Despite feeling like I had not achieved too much I burned a copy of the DVD and installed it on my Desktop at the office. Its not the fastest machine on the planet but its no creeper. 1GB Ram, NVIDIA graphics and I think the upwards of 2GHz. The install went fine and gnome works great. I did not opt to install my window manager of choice (XFCE) since I was really wanting to play with KDE4. KDE4 installed fine and after switching desktops KDE worked. What’s the first thing I tried? You probably guessed it the Desktop effects. So, I try to enable them. No dice. So “I’ll just install the graphics card driver”
I thought since I know that it didn’t come bundled. This is where my troubles really began. The NVIDIA graphics will not compile on Fedora 9. Fedora 9 uses a version of XORG that has been stable for a while but NVIDIA has decided not to support yet. Thats exactly what you get when a vendor has control over source. Oh well.

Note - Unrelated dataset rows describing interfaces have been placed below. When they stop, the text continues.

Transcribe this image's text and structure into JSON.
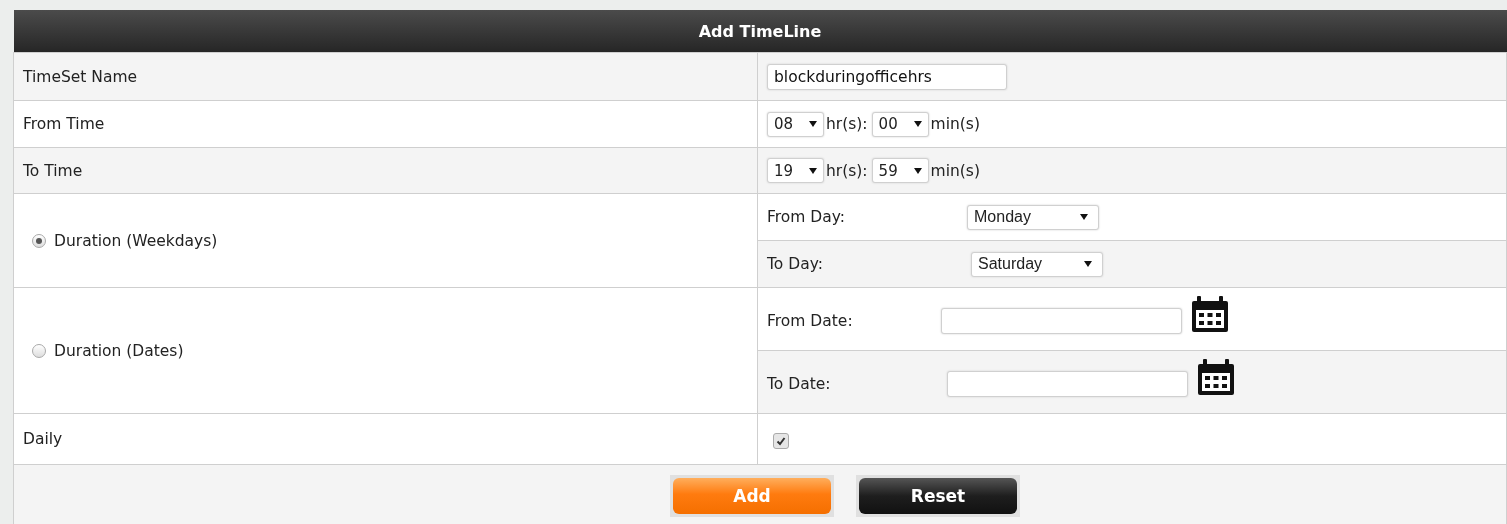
{
  "title": "Add TimeLine",
  "timeset_name": {
    "label": "TimeSet Name",
    "value": "blockduringofficehrs"
  },
  "from_time": {
    "label": "From Time",
    "hour": "08",
    "hr_unit": "hr(s):",
    "minute": "00",
    "min_unit": "min(s)"
  },
  "to_time": {
    "label": "To Time",
    "hour": "19",
    "hr_unit": "hr(s):",
    "minute": "59",
    "min_unit": "min(s)"
  },
  "duration_weekdays": {
    "label": "Duration (Weekdays)",
    "selected": true,
    "from_day": {
      "label": "From Day:",
      "value": "Monday"
    },
    "to_day": {
      "label": "To Day:",
      "value": "Saturday"
    }
  },
  "duration_dates": {
    "label": "Duration (Dates)",
    "selected": false,
    "from_date": {
      "label": "From Date:"
    },
    "to_date": {
      "label": "To Date:"
    }
  },
  "daily": {
    "label": "Daily",
    "checked": true
  },
  "buttons": [
    {
      "label": "Add",
      "kind": "primary"
    },
    {
      "label": "Reset",
      "kind": "secondary"
    }
  ]
}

I put up with the laggy graphics for a little while and tried to customize KDE. KDE4 to me seemed awfully buggy to be included as the only option for running KDE as a desktop. I happen to use KDE when not using XFCE and am quite happy with the 3.5 tree. My next problem apart was with Firefox. They include Firefox Beta 3, which I am undecided on. It crashed a number of times on me whist browsing since I hadn’t set anything up to do any real work on. I know that we would have to wait for Fedora 10 come out to see KDE4 and Firefox 3 if they were not included now but I didn’t see the legacy versions on the installer. For me Fedora 9 is not quite ready to use in a production environment.

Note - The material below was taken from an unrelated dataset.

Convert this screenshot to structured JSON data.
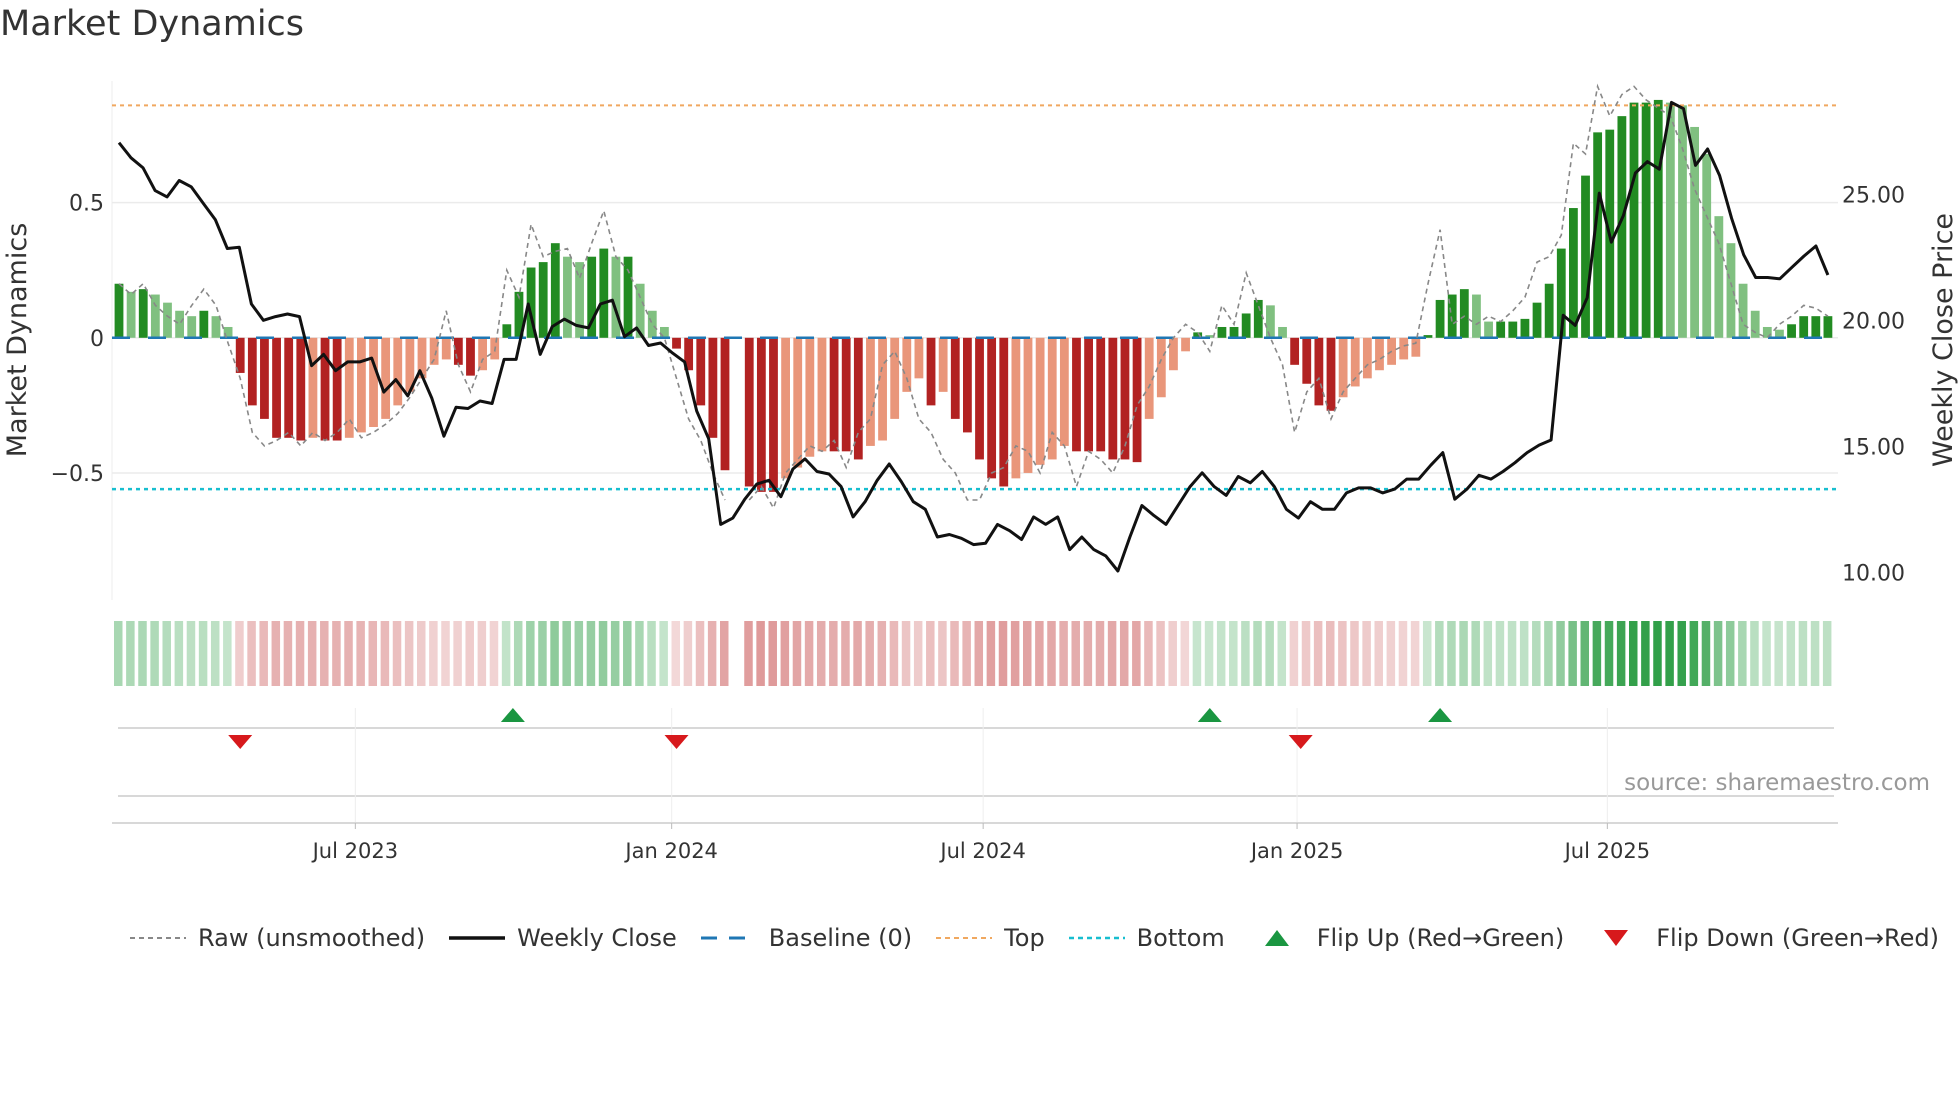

For now I’m going to stick to Fedora 8 whilst providing feedback for 9. The moment that KDE, Firefox and XORG get patched I’m 100% there.

Fedora is not for every one but has any one else had any problems with Fedora 9 or interesting stories to share?

Introduction to CHMOD – Octal Format

Filed under: General Linux,Quick Linux Tutorials — TheLinuxBlog.com at 1:25 pm on Tuesday, September 25, 2007

CHMOD is used to change permissions on a file. There are three types of permissions read, write, execute and there are three types that permissions can be set for owner, group and other.
It can be used with a symbolic representation or with an octal number that represents the bits. This blog post features on just the octal format. CHMOD works on most Linux file systems. It is also used on other operating systems such as BSD. Web designers and developers may be familiar with CHMOD as they have to set permissions when uploading files via FTP.

The octal notation can seem quite confusing but is actually very simple.
To figure out the octal format take the following table:

  Owner Group Other
Read 4 4 4
Write 2 2 2
Execute 1 1 1

To figure out the octal method just add up the sum of what you want to set the permissions to.
If you would like to set the permissions for the owner to read, write execute and the group/other to read and execute you would do the following:

  Owner Group Other
Read 4 4 4
Write 2 2 2
Execute 1 1 1
Add: 7 5 5

Its that simple. The way I remember the numbers to the corresponding permission is to remember that the number starts with 4 and is divided by two and then I repeat the following:
“For Read, Two Write, Execute”
meaning that 4 is read, 2 is write and the last (1) is execute.

There are graphical utilities that set permissions such as Thunar in XFCE and Konqeuror for KDE, but they normally do not allow you to change the permissions on multiple files at once.

If you have a whole directory full of files that you would like to change permissions on, you can simply do:

chmod 755 *

* is a wild card or regex and tells chmod to change permissions on all files.

If you would like chmod to go into directories and change permissions on files, the -R option is used.

chmod 755 -R *

will change permissions on all files and dive into the folders also.

chmod is an absolute must for system administrators and is good to know for home Linux users. If your experimenting with chmod be careful and do not use the -R option unless your absolutly sure you need to. I have accidentally used chmod to recursivly change permissions on a whole drive before. Lets leave it at this was not what I call a fun time since I had changed them to a very open 777.

Take that as your warning.